In West Michigan, the 2021 Renew Michigan grant recipients announced by Brinks and Slagh include:
- Innovakote West Michigan ($273,000), which specializes in recycling manufacturing powder coating. As much as 400 million pounds of powder coating waste ends up in U.S. landfills every year without an adequate solution, no less than 5 million pounds of which comes from Michigan. Innovakote is using its Renew Michigan grant to help address this problem by keeping that material out of landfills. It will be using new technology to recycle this material and place it back into the market as a “virgin” project. Innovakote expects the company will begin hiring new employees and importing, recycling and selling a significant portion of the 2 billion pounds of powder coating that goes to landfills worldwide each year from its facility in West Michigan by 2023.

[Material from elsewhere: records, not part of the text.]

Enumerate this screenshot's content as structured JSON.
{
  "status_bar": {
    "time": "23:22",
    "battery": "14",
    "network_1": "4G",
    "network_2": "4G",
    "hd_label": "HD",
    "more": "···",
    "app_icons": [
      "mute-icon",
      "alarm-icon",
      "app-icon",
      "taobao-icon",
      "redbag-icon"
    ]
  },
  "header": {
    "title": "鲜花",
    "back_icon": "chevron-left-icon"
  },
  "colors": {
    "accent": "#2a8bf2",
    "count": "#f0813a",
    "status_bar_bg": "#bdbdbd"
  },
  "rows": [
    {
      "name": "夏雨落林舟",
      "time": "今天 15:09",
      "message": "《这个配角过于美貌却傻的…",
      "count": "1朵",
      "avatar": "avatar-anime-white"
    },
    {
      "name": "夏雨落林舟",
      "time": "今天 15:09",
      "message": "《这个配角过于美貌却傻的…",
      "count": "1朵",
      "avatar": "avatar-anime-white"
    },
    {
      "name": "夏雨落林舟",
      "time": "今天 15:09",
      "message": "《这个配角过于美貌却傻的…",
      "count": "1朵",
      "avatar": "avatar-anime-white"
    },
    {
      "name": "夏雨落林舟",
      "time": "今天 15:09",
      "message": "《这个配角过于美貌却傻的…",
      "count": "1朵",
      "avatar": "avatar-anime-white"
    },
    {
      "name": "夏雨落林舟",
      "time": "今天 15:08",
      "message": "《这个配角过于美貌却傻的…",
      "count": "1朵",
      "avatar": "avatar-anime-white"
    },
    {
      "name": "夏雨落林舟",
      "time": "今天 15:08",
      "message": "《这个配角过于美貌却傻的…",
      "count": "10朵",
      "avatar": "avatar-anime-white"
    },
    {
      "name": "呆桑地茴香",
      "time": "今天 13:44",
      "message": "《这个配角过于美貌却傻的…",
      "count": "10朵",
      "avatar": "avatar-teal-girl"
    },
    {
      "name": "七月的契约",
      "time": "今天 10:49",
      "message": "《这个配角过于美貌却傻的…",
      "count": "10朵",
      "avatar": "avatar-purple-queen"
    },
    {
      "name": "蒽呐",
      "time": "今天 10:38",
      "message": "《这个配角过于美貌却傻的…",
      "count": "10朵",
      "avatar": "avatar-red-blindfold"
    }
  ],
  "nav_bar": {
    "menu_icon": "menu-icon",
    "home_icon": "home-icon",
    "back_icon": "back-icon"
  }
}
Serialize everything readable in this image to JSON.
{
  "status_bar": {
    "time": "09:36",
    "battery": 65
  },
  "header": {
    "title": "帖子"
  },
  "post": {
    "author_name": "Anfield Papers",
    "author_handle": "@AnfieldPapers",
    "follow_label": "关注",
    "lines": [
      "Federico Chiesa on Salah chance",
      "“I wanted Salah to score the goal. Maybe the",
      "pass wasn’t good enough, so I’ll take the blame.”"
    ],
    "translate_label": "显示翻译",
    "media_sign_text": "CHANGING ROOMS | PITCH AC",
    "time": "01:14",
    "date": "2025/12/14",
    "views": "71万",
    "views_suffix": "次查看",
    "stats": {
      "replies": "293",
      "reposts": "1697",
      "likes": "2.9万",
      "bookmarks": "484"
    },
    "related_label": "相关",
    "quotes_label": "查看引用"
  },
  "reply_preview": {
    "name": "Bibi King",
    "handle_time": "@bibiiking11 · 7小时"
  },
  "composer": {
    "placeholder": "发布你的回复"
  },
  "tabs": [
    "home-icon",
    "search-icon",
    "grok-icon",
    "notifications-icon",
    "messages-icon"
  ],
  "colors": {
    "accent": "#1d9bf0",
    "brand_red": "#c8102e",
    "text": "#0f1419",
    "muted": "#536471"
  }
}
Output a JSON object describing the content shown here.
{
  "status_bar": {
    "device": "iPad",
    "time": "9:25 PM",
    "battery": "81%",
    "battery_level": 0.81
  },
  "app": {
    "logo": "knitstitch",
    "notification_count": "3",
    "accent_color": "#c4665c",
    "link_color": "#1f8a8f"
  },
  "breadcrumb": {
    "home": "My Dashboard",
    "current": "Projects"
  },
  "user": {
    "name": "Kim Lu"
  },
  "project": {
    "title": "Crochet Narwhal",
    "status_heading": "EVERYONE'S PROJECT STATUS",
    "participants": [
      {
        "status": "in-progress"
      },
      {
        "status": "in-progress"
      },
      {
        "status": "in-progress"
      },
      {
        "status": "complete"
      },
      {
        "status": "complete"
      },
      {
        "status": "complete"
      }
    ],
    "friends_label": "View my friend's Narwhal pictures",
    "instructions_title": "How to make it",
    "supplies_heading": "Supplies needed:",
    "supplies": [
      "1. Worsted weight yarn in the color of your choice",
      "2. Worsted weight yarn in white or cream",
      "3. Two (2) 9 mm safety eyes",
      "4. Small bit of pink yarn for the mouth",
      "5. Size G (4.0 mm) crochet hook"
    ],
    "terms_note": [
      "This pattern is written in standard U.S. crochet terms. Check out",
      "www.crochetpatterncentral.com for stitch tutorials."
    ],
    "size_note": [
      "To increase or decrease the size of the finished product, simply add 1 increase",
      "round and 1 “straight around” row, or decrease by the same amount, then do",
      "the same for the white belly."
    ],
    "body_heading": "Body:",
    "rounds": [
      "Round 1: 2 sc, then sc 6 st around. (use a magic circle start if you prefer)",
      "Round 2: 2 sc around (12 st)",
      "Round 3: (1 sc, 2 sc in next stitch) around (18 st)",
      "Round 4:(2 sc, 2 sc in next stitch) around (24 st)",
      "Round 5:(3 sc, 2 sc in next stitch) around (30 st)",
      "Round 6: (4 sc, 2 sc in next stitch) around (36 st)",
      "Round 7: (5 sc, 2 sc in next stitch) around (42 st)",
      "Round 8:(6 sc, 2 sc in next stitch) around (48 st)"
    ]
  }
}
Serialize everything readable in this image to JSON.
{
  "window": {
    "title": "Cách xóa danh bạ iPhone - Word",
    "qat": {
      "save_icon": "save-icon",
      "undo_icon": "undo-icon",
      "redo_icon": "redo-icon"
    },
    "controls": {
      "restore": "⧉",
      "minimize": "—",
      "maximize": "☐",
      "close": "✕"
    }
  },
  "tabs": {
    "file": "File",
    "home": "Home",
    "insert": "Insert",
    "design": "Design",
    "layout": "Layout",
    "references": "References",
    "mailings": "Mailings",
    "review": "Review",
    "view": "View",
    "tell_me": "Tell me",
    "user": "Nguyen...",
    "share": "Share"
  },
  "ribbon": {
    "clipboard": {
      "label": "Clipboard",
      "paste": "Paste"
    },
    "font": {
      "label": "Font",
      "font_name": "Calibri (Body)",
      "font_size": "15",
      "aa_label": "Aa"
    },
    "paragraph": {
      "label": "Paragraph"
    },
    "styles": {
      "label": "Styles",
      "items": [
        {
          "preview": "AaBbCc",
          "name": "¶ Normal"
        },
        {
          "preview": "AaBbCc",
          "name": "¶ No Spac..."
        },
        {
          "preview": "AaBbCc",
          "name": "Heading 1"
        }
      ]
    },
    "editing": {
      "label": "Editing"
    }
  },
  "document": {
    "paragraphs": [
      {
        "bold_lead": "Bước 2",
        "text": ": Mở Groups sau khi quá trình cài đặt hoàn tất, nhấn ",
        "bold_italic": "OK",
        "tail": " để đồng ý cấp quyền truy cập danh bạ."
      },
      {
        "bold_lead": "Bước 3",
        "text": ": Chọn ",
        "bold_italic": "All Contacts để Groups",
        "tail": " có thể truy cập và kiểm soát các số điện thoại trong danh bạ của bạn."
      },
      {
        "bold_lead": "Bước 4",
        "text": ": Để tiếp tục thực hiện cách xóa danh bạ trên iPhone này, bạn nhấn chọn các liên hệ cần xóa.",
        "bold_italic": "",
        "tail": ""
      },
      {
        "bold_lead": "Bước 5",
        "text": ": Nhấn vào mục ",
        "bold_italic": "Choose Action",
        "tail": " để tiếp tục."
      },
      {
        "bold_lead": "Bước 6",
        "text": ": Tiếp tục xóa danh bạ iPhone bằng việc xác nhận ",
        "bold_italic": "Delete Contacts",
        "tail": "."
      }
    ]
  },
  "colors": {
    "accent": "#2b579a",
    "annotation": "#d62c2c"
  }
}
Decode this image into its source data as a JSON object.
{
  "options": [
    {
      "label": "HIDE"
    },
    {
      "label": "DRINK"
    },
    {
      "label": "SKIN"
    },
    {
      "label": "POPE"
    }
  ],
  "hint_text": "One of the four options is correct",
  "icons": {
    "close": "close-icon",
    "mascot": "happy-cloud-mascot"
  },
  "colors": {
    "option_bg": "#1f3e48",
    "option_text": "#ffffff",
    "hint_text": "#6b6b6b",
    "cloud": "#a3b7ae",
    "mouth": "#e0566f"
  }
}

- City of Holland ($267,000) to support the city’s transition from an ineffective recycling bag system to a new program where all single-family homes will receive curbside recycling carts. Currently, only 12.6% of recyclables entering the stream are captured via yellow bags; the rest are mixed in with general waste and ultimately landfilled.
- Goodwill Industries of West Michigan and Padnos Recycling and Scrap Management ($200,000), with the EGLE grant serving as a catalyst to those two organizations receiving more than $820,000 in funding from a $4.5 million grant by the U.S. Department of Labor Employment and Training Administration to support the Ignite Reentry Program, which offers manufacturing/recycling certification training for individuals with criminal backgrounds or other barriers.
- The Kent County Department of Public Works ($199,000) to improve the quality and quantity of recycled glass and recycled polypropylene (No. 5) plastic — the type of plastic used in yogurt and cottage cheese containers. No. 5 plastics can be recycled through some curbside programs in West Michigan into new products like signal lights, battery cables, brooms, brushes auto battery cases, ice scrapers, landscape borders, bicycle racks, lawn rakes, as well as bins, pallets, trays and more.
- Public Thread ($133,000) in Grand Rapids, which is a community-based upcycling company working to divert scrap and surplus textiles from landfills, create living-wage jobs and support a growing creative economy. By creating something new out of materials that already exist, Public Thread is keeping thousands of pounds of textiles from the landfill, including grain bags, specialty fabrics, traditional textiles, banners, signs and billboards. Designers then transform rescued materials into a diverse collection of expertly-crafted products for mindful consumers.
- The Materials Group plastic fabrications company ($100,000) in Rockford distributes and manufactures a wide range of engineered thermoplastic resins for automotive OEMs such as Ford, General Motors and Chrysler, suppliers like Mitsubishi and other industries.
- West Michigan Sustainable Business Forum ($57,000)
- Calhoun County ($37,900)
“The West Michigan community, business and nonprofit recipients that are receiving a combined record-setting total of $1.2 million in Renew Michigan grants are part of EGLE’s strategy to support recycling infrastructure, improve the quality of recyclable materials and promote market development using the Renew Michigan Fund,” said Elizabeth Browne, EGLE director of materials management division.
Gov. Gretchen Whitmer and state legislators want to double Michigan’s recycling rate to 30% by 2025 and ultimately reach 45% annually. Michigan’s current 15% recycling rate is the lowest in the Great Lakes region and ranks among the lowest in the U.S.
Recycling across Michigan is receiving a major boost as state legislators have increased EGLE’s funding for recycling projects from $2 million annually to $15 million per year moving forward. The additional funds are being used to support the development of recycling markets, increase access to recycling opportunities and support planning efforts to grow recycling at the local level.